Andrew Caballero-Reynolds | AFP | Getty Images
Walmart wants to unlock what it sees as its greatest asset: its reach.
160 million customers visit the store or website every month. The company doesn’t just want to sell groceries, clothing and other items. The company wants to look for new business opportunities, from increasing its ad sales to becoming a major healthcare provider. With the strategy, Walmart acknowledges a difficult reality: retail may not be enough to fuel its future.
On Thursday, the retail giant’s executives spoke on a virtual investor day and outlined a plan to keep momentum going as some pandemic tailwinds ease and online sales spike.
Doug McMillon, CEO of Walmart, said the discounter will bring together various services customers want, from issuing a credit or debit card to dropping groceries on their doorstep. It will also increase investments to meet customers’ changing shopping habits, such as: Take automation, for example, which helps keep pace with the high volume of roadside pick-up orders.
“We feel encouraged and are now moving faster and more aggressively,” he said. “We are scaling new functions and companies and designing them so that they are mutually reinforcing.”
A new playbook
With the move, the big box retailer is taking a side from retailers like Apple and Amazon who have built an ecosystem of products and services to deepen loyalty and attract more customer wallets. Amazon Web Services was the profit engine of its parent company, helping the e-commerce giant offset the challenging economics of selling items that it has to pick, pack, and ship.
It’s a different Amazon strategy too. This fall, Walmart + was launched, a subscription-based service with benefits such as free shipping and unlimited home grocery deliveries. The service costs $ 98 per year or $ 12.95 per month.
However, Walmart is skeptical when it unveils the new game book. Despite a robust Christmas season and a surge in sales due to economic reviews, it fell short of earnings estimates for the fourth quarter. The results and the forecast of sales reductions in the coming year led to a sell-off. Shares fell more than 5% on Thursday lunchtime. During the fiscal year, Walmart increased its sales by $ 35 billion, but higher sales alone don’t translate into higher profits.
Large investments are required to remain competitive. Walmart plans to spend around $ 14 billion in the coming year to improve the supply chain and improve automation, said the company’s CFO Brett Biggs. That’s higher than the typical rate of $ 10 to 11 billion, he said. These improvements are likely to make online sales more efficient and profitable.
Still, McMillon sees an opportunity for Walmart to capitalize on its assets – including its 4,700+ US locations. For example, the company can turn TV and cash register screens in stores into advertising opportunities, use its large parking lots to support health clinics opened in parts of the country, and promote online merchandise through the TikTok live streaming event.
“This is the right time to make these investments,” he said. “The strategy, the team and the skills are there. We know where the customer is going. We have momentum and our balance sheet is strong.”
Stay a few steps ahead

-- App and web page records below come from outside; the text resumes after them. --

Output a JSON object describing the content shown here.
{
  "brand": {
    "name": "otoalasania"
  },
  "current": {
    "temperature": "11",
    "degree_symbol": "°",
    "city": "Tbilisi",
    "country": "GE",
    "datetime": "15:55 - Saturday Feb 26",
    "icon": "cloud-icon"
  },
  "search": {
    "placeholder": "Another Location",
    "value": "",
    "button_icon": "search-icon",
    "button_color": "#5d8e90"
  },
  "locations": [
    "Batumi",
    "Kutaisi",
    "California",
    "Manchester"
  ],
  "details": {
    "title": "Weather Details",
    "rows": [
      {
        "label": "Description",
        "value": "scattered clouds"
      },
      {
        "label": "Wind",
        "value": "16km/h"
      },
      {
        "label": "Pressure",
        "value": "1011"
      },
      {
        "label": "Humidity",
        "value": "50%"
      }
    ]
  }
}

Walmart recently rebranded its advertising business, telling CNBC it plans to grow that business more than ten-fold over the next five years. It has opened 20 clinics with cheaper medical services like annual doctor’s offices, dental exams, and therapy appointments – with plans for more. With the investment company Ribbit Capital, a fintech start-up is launched to offer its customers and employees unique, affordable financial products.
McMillon said the company needs to be a few steps ahead, especially given the rapid pace of change in retail. The pandemic has profoundly changed the way some customers shop by quickly relaying many of the customer trends that Walmart was prepared for, according to McMillion.
“People will continue to want to shop in compelling stores in the future, but there will be more and more instances where they will prefer to pick up an order or have it delivered,” he said.
“Some customers will eventually allow and pay us to replenish them in their homes with the items they routinely buy,” he said. “For an increasing number of customers, Walmart is seen more as a service. Customers will see us as the dealer who fulfills their wants and needs, but in a way that takes less time and effort.”
That is why it is investing in converting its stores into mini-warehouses, which use robots and staff to quickly complete online orders for delivery or roadside collection. This, in turn, will help attract more members to Walmart’s subscription service Walmart +, as home delivery is a major reason customers sign up, he said.
McMillon added that Walmart is letting go of some areas while investing in others. He said it will continue to divest markets and companies, which will allow it to focus on areas with greater growth potential.